--- Activity ---
Omit any picture, and return the remaining data exactly as written.

--- Excerpts from an interface dataset ---
....

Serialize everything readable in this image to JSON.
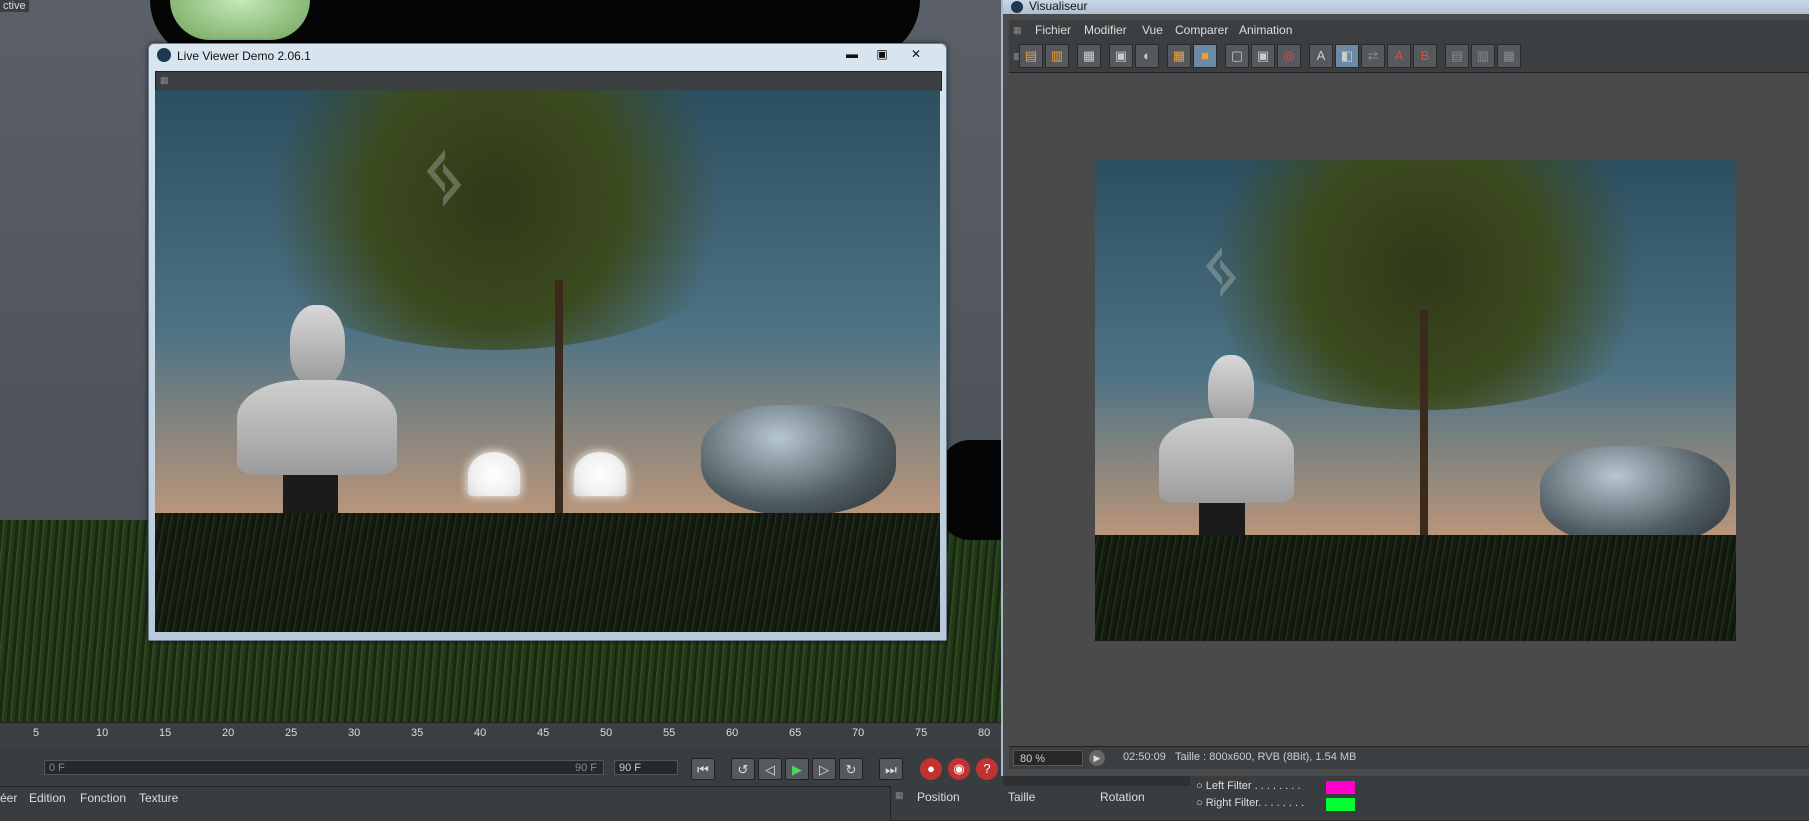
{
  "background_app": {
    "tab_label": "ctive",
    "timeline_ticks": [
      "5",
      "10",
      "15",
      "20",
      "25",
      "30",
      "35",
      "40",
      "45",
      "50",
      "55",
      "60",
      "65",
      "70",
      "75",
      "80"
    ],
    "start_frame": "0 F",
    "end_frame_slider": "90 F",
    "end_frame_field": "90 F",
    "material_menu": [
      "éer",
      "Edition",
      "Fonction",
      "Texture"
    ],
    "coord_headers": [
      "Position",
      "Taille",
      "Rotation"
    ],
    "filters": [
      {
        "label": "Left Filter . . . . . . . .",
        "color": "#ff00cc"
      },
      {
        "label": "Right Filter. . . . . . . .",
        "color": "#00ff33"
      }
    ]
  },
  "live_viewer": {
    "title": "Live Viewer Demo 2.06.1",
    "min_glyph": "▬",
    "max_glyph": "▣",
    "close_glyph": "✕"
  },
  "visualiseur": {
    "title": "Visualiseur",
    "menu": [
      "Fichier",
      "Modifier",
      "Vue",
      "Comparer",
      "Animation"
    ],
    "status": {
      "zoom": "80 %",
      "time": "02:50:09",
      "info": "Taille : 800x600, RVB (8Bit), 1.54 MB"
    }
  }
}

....

--- Answer box ---
Serialize everything readable in this image to JSON.
{
  "background_app": {
    "tab_label": "ctive",
    "timeline_ticks": [
      "5",
      "10",
      "15",
      "20",
      "25",
      "30",
      "35",
      "40",
      "45",
      "50",
      "55",
      "60",
      "65",
      "70",
      "75",
      "80"
    ],
    "start_frame": "0 F",
    "end_frame_slider": "90 F",
    "end_frame_field": "90 F",
    "material_menu": [
      "éer",
      "Edition",
      "Fonction",
      "Texture"
    ],
    "coord_headers": [
      "Position",
      "Taille",
      "Rotation"
    ],
    "filters": [
      {
        "label": "Left Filter . . . . . . . .",
        "color": "#ff00cc"
      },
      {
        "label": "Right Filter. . . . . . . .",
        "color": "#00ff33"
      }
    ]
  },
  "live_viewer": {
    "title": "Live Viewer Demo 2.06.1",
    "min_glyph": "▬",
    "max_glyph": "▣",
    "close_glyph": "✕"
  },
  "visualiseur": {
    "title": "Visualiseur",
    "menu": [
      "Fichier",
      "Modifier",
      "Vue",
      "Comparer",
      "Animation"
    ],
    "status": {
      "zoom": "80 %",
      "time": "02:50:09",
      "info": "Taille : 800x600, RVB (8Bit), 1.54 MB"
    }
  }
}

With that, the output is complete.